Researchers have studied a variety of strategies to help students expand their vocabularies. In one such study, Beck and McKeown (2007) exposed kindergarten and 1st grade students to read-aloud trade books chosen because they included sophisticated words that struggling readers would be unlikely to learn on their own. The students had opportunities to discuss the books, hear the words explained in the context of the story, and hear the words used over the next few days. They learned more words than students in the comparison group, who participated in traditional read-alouds.

Carlo and colleagues (2004) tested the effects of a vocabulary enrichment intervention in which engaging texts and activities were used to teach 5th grade students strategies for analyzing new words using context clues and knowledge of root words and cognates. Students read newspaper articles, diaries, and histories about immigrants' experiences followed by daily work in small groups on such tasks as filling in missing words, making word associations, and playing charades. In classes randomly assigned to the intervention, both English language learners and native English speakers outscored comparison students on several measures of vocabulary development, including depth of knowledge and understanding of multiple meanings.

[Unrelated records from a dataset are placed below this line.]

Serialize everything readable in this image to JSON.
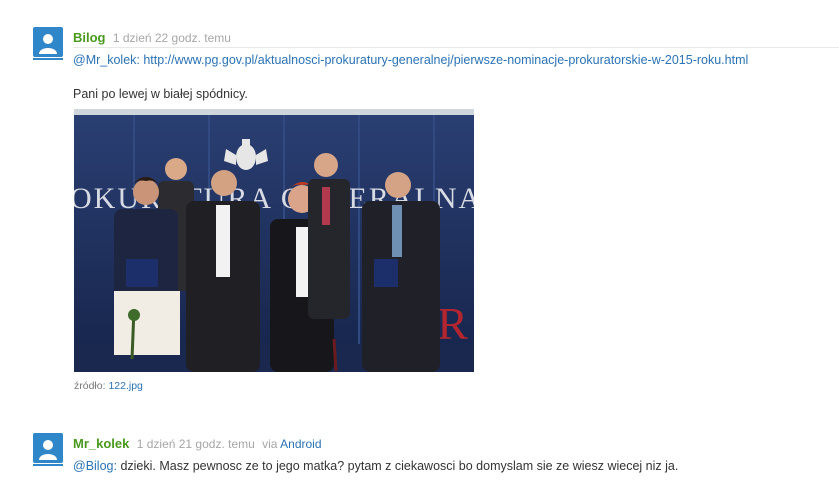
{
  "comments": [
    {
      "author": "Bilog",
      "time": "1 dzień 22 godz. temu",
      "mention": "@Mr_kolek:",
      "link": "http://www.pg.gov.pl/aktualnosci-prokuratury-generalnej/pierwsze-nominacje-prokuratorskie-w-2015-roku.html",
      "text": "Pani po lewej w białej spódnicy.",
      "image": {
        "wall_text": "OKURATURA GENERALNA",
        "wall_text_2": "UR",
        "source_label": "źródło:",
        "source_file": "122.jpg"
      }
    },
    {
      "author": "Mr_kolek",
      "time": "1 dzień 21 godz. temu",
      "via_label": "via",
      "via_client": "Android",
      "mention": "@Bilog:",
      "text": "dzieki. Masz pewnosc ze to jego matka? pytam z ciekawosci bo domyslam sie ze wiesz wiecej niz ja."
    }
  ],
  "colors": {
    "author": "#4a9a1e",
    "link": "#2b73b5",
    "avatar": "#2f86c8",
    "meta": "#a6a6a6"
  },
  "icons": {
    "avatar": "default-user-icon"
  }
}
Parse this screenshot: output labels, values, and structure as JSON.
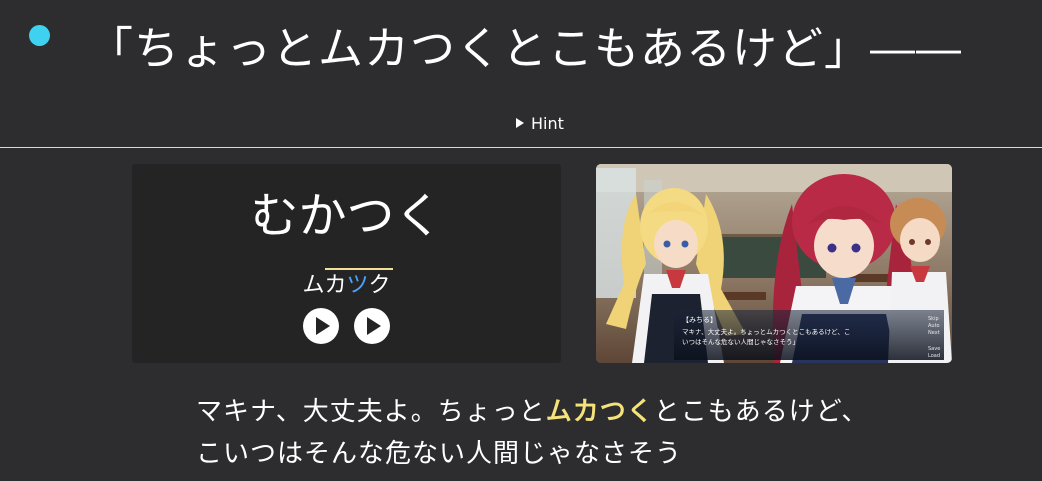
{
  "header": {
    "sentence": "「ちょっとムカつくとこもあるけど」――",
    "indicator_color": "#3fd2f0"
  },
  "hint": {
    "label": "Hint"
  },
  "word_card": {
    "word": "むかつく",
    "kana": {
      "part1": "ムカ",
      "accent": "ツ",
      "part2": "ク"
    },
    "play_buttons": [
      "play",
      "play"
    ],
    "accent_color": "#4aa3ff",
    "pitch_line_color": "#f1df9a"
  },
  "screenshot": {
    "ui_menu": [
      "Skip",
      "Auto",
      "Next",
      "Save",
      "Load"
    ],
    "dialogue_name": "【みちる】",
    "dialogue_line1": "マキナ、大丈夫よ。ちょっとムカつくとこもあるけど、こ",
    "dialogue_line2": "いつはそんな危ない人間じゃなさそう」"
  },
  "bottom_text": {
    "line1_before": "マキナ、大丈夫よ。ちょっと",
    "line1_highlight": "ムカつく",
    "line1_after": "とこもあるけど、",
    "line2": "こいつはそんな危ない人間じゃなさそう",
    "highlight_color": "#f4e27a"
  }
}
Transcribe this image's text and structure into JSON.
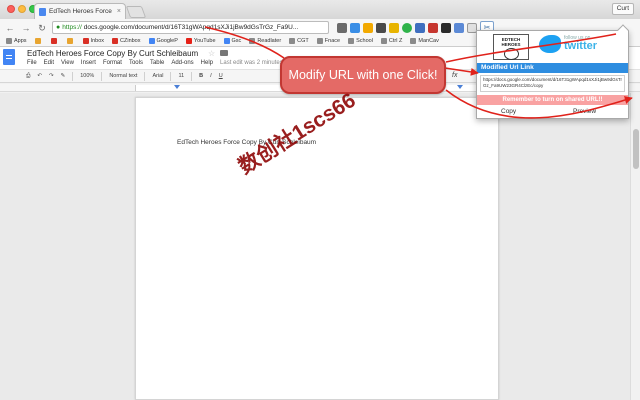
{
  "browser": {
    "tab_title": "EdTech Heroes Force Copy",
    "tab_close": "×",
    "user": "Curt",
    "url_secure": "https://",
    "url_rest": "docs.google.com/document/d/16T31gWApqd1sXJi1jBw9dGsTrGz_Fa9U...",
    "nav": {
      "back": "←",
      "forward": "→",
      "reload": "↻"
    },
    "lock": "🔒",
    "extension_icon": "✂"
  },
  "bookmarks": [
    {
      "label": "Apps",
      "color": "#8a8a8a"
    },
    {
      "label": "",
      "color": "#e8a530"
    },
    {
      "label": "",
      "color": "#d93025"
    },
    {
      "label": "",
      "color": "#e8a530"
    },
    {
      "label": "Inbox",
      "color": "#d93025"
    },
    {
      "label": "CZinbox",
      "color": "#d93025"
    },
    {
      "label": "GoogleP",
      "color": "#4285f4"
    },
    {
      "label": "YouTube",
      "color": "#e62117"
    },
    {
      "label": "Gsc",
      "color": "#4285f4"
    },
    {
      "label": "Readlater",
      "color": "#8a8a8a"
    },
    {
      "label": "CGT",
      "color": "#8a8a8a"
    },
    {
      "label": "Fnace",
      "color": "#8a8a8a"
    },
    {
      "label": "School",
      "color": "#8a8a8a"
    },
    {
      "label": "Ctrl Z",
      "color": "#8a8a8a"
    },
    {
      "label": "ManCav",
      "color": "#8a8a8a"
    }
  ],
  "docs": {
    "title": "EdTech Heroes Force Copy By Curt Schleibaum",
    "menu": [
      "File",
      "Edit",
      "View",
      "Insert",
      "Format",
      "Tools",
      "Table",
      "Add-ons",
      "Help"
    ],
    "last_edit": "Last edit was 2 minutes ago",
    "toolbar": {
      "zoom": "100%",
      "style": "Normal text",
      "font": "Arial",
      "size": "11",
      "bold": "B",
      "italic": "I",
      "underline": "U",
      "fx": "fx"
    },
    "body_text": "EdTech Heroes Force Copy By Curt Schleibaum"
  },
  "popup": {
    "logo_text": "EDTECH HEROES",
    "follow_label": "follow us on",
    "twitter_word": "twitter",
    "header": "Modified Url Link",
    "modified_url": "https://docs.google.com/document/d/16T31gWApqd1sXJi1jBw9dGsTrGz_Fa9UW23GR4ClzEc/copy",
    "warning": "Remember to turn on shared URL!!",
    "copy_label": "Copy",
    "preview_label": "Preview"
  },
  "annotation": {
    "callout": "Modify URL with one Click!",
    "watermark": "数创社1scs66",
    "arrow_color": "#e0221b"
  }
}
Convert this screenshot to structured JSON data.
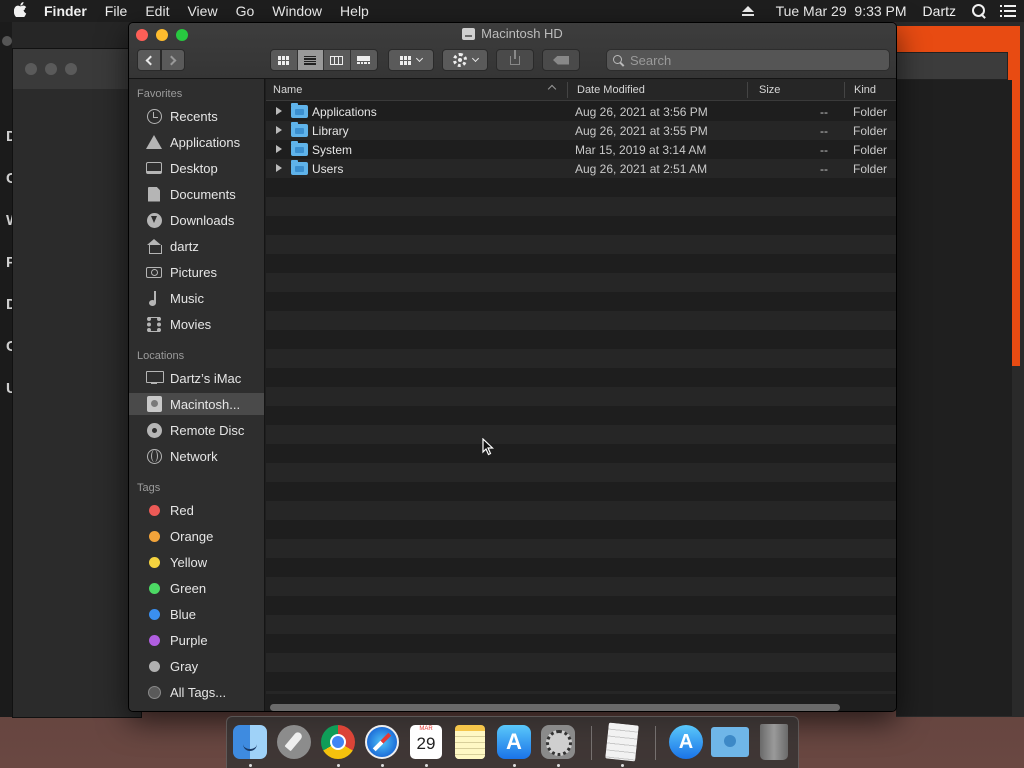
{
  "menubar": {
    "apple_label": "",
    "app_name": "Finder",
    "menus": [
      "File",
      "Edit",
      "View",
      "Go",
      "Window",
      "Help"
    ],
    "datetime": "Tue Mar 29  9:33 PM",
    "user": "Dartz"
  },
  "finder": {
    "title": "Macintosh HD",
    "search": {
      "placeholder": "Search",
      "value": ""
    }
  },
  "sidebar": {
    "sections": {
      "favorites": "Favorites",
      "locations": "Locations",
      "tags": "Tags"
    },
    "favorites": [
      {
        "label": "Recents",
        "icon": "clock-icon"
      },
      {
        "label": "Applications",
        "icon": "applications-icon"
      },
      {
        "label": "Desktop",
        "icon": "desktop-icon"
      },
      {
        "label": "Documents",
        "icon": "documents-icon"
      },
      {
        "label": "Downloads",
        "icon": "downloads-icon"
      },
      {
        "label": "dartz",
        "icon": "home-icon"
      },
      {
        "label": "Pictures",
        "icon": "camera-icon"
      },
      {
        "label": "Music",
        "icon": "music-icon"
      },
      {
        "label": "Movies",
        "icon": "film-icon"
      }
    ],
    "locations": [
      {
        "label": "Dartz’s iMac",
        "icon": "imac-icon"
      },
      {
        "label": "Macintosh...",
        "icon": "hard-disk-icon",
        "selected": true
      },
      {
        "label": "Remote Disc",
        "icon": "disc-icon"
      },
      {
        "label": "Network",
        "icon": "globe-icon"
      }
    ],
    "tags": [
      {
        "label": "Red",
        "color": "#ec5a56"
      },
      {
        "label": "Orange",
        "color": "#f2a33a"
      },
      {
        "label": "Yellow",
        "color": "#f5d33f"
      },
      {
        "label": "Green",
        "color": "#4cd964"
      },
      {
        "label": "Blue",
        "color": "#3a8ff0"
      },
      {
        "label": "Purple",
        "color": "#b05ee0"
      },
      {
        "label": "Gray",
        "color": "#b0b0b0"
      },
      {
        "label": "All Tags...",
        "color": ""
      }
    ]
  },
  "list": {
    "columns": {
      "name": "Name",
      "date": "Date Modified",
      "size": "Size",
      "kind": "Kind"
    },
    "rows": [
      {
        "name": "Applications",
        "date": "Aug 26, 2021 at 3:56 PM",
        "size": "--",
        "kind": "Folder"
      },
      {
        "name": "Library",
        "date": "Aug 26, 2021 at 3:55 PM",
        "size": "--",
        "kind": "Folder"
      },
      {
        "name": "System",
        "date": "Mar 15, 2019 at 3:14 AM",
        "size": "--",
        "kind": "Folder"
      },
      {
        "name": "Users",
        "date": "Aug 26, 2021 at 2:51 AM",
        "size": "--",
        "kind": "Folder"
      }
    ]
  },
  "dock": {
    "calendar_month": "MAR",
    "calendar_day": "29",
    "items": [
      "finder",
      "launchpad",
      "chrome",
      "safari",
      "calendar",
      "notes",
      "app-store",
      "system-preferences",
      "preview",
      "applications-folder",
      "downloads-folder",
      "trash"
    ]
  },
  "background": {
    "left_letters": [
      "D",
      "C",
      "W",
      "P",
      "D",
      "C",
      "U"
    ]
  }
}
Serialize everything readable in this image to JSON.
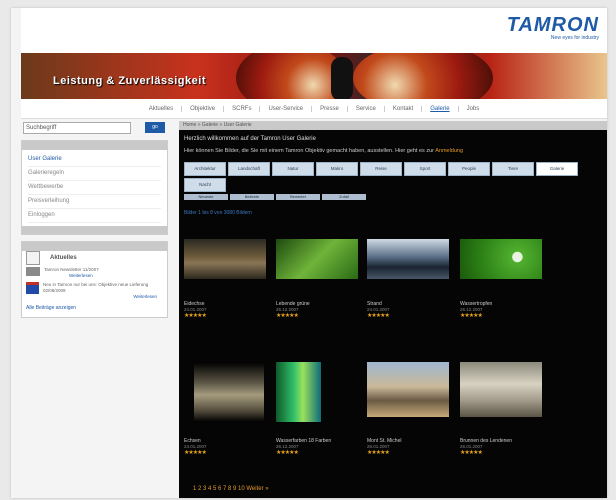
{
  "header": {
    "brand": "TAMRON",
    "tagline": "New eyes for industry"
  },
  "banner": {
    "title": "Leistung & Zuverlässigkeit"
  },
  "nav": {
    "items": [
      "Aktuelles",
      "Objektive",
      "SCRFs",
      "User-Service",
      "Presse",
      "Service",
      "Kontakt",
      "Galerie",
      "Jobs"
    ],
    "active_index": 7
  },
  "search": {
    "value": "Suchbegriff",
    "button": "go"
  },
  "sidebar_menu": {
    "items": [
      "User Galerie",
      "Galerieregeln",
      "Wettbewerbe",
      "Preisverleihung",
      "Einloggen"
    ],
    "active_index": 0
  },
  "news": {
    "title": "Aktuelles",
    "items": [
      {
        "text": "Tamron Newsletter 11/2007",
        "more": "Weiterlesen"
      },
      {
        "text": "Neu in Tamron nur bei uns: Objektive neue Lieferung 02/08/2009",
        "more": "Weiterlesen"
      }
    ],
    "all_link": "Alle Beiträge anzeigen"
  },
  "breadcrumb": "Home » Galerie » User Galerie",
  "welcome": "Herzlich willkommen auf der Tamron User Galerie",
  "intro": {
    "text": "Hier können Sie Bilder, die Sie mit einem Tamron Objektiv gemacht haben, ausstellen. Hier geht es zur",
    "link": "Anmeldung"
  },
  "tabs": [
    "Architektur",
    "Landschaft",
    "Natur",
    "Makro",
    "Reise",
    "Sport",
    "People",
    "Tiere",
    "Galerie",
    "Nacht"
  ],
  "active_tab": 8,
  "subtabs": [
    "Neueste",
    "Beliebte",
    "Bewertet",
    "Zufall"
  ],
  "counter": "Bilder 1 bis 8 von 3080 Bildern",
  "photos": [
    {
      "title": "Eidechse",
      "date": "24.01.2007",
      "stars": "★★★★★"
    },
    {
      "title": "Lebende grüne",
      "date": "26.12.2007",
      "stars": "★★★★★"
    },
    {
      "title": "Strand",
      "date": "24.01.2007",
      "stars": "★★★★★"
    },
    {
      "title": "Wassertropfen",
      "date": "26.12.2007",
      "stars": "★★★★★"
    },
    {
      "title": "Echsen",
      "date": "24.01.2007",
      "stars": "★★★★★"
    },
    {
      "title": "Wasserfarben 18 Farben",
      "date": "26.12.2007",
      "stars": "★★★★★"
    },
    {
      "title": "Mont St. Michel",
      "date": "26.01.2007",
      "stars": "★★★★★"
    },
    {
      "title": "Brunnen des Lendenen",
      "date": "26.01.2007",
      "stars": "★★★★★"
    }
  ],
  "pager": "1 2 3 4 5 6 7 8 9 10 Weiter »",
  "colors": {
    "accent": "#1e5aa6",
    "link_orange": "#e29a2a",
    "main_bg": "#050505"
  }
}
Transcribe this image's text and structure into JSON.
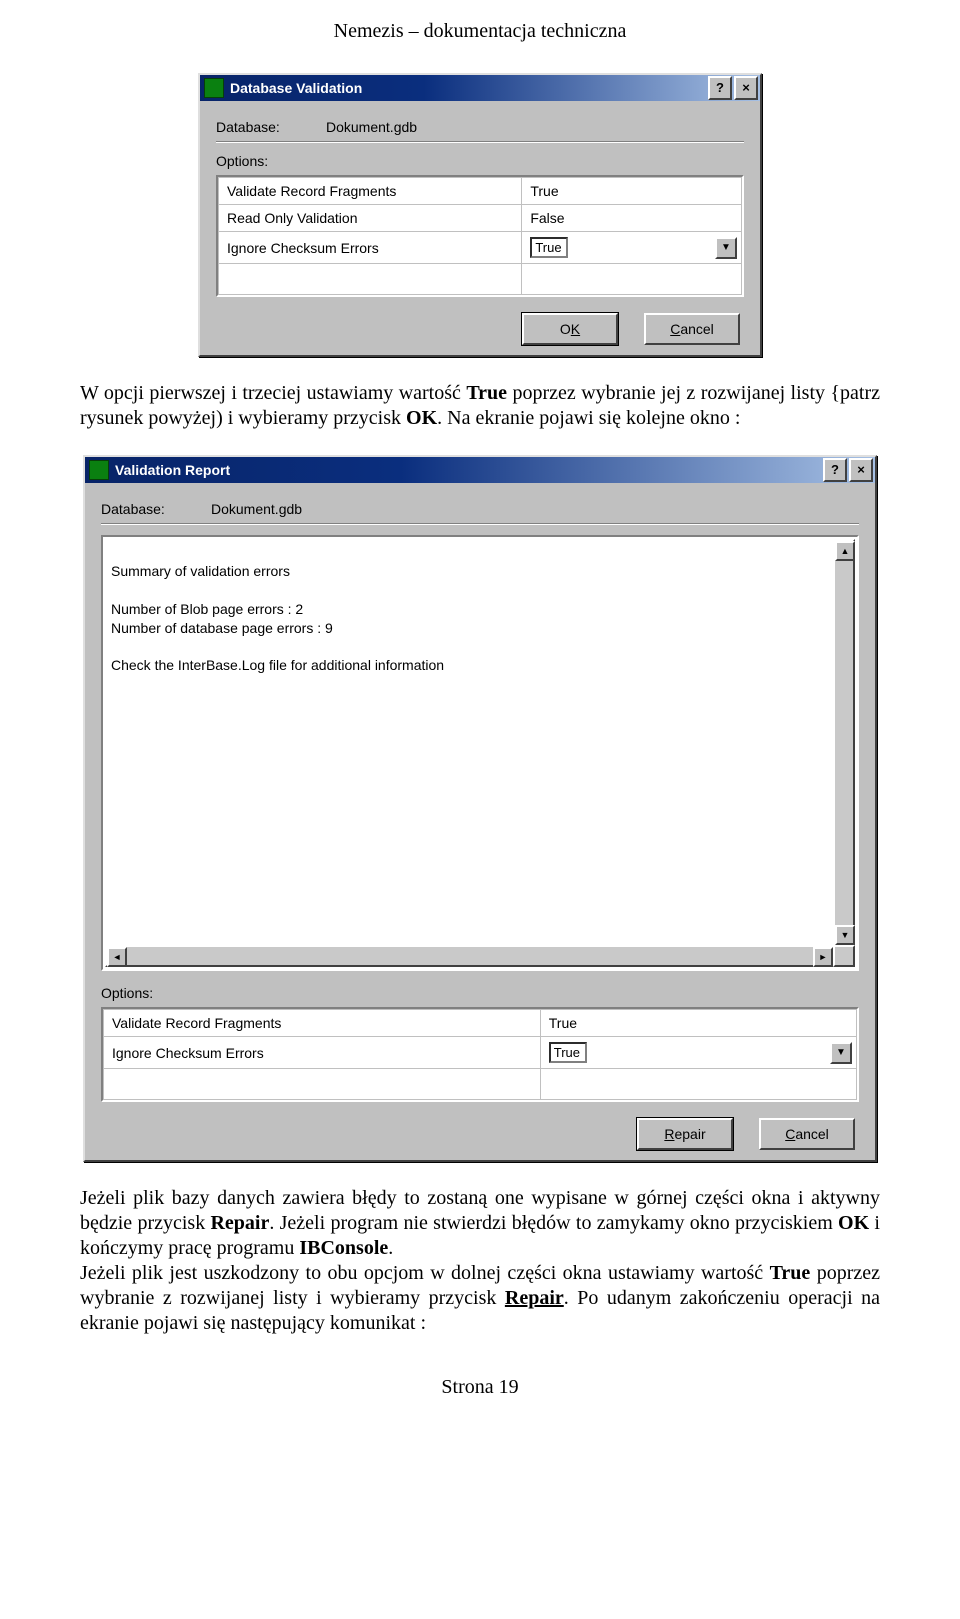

No one strategy can do the job alone, however. Because different kinds of words require different approaches— and students' needs vary by age, background knowledge, native language, and motivation—teachers must know and be adept in selecting among multiple strategies (Blachowicz et al., 2006). . . . "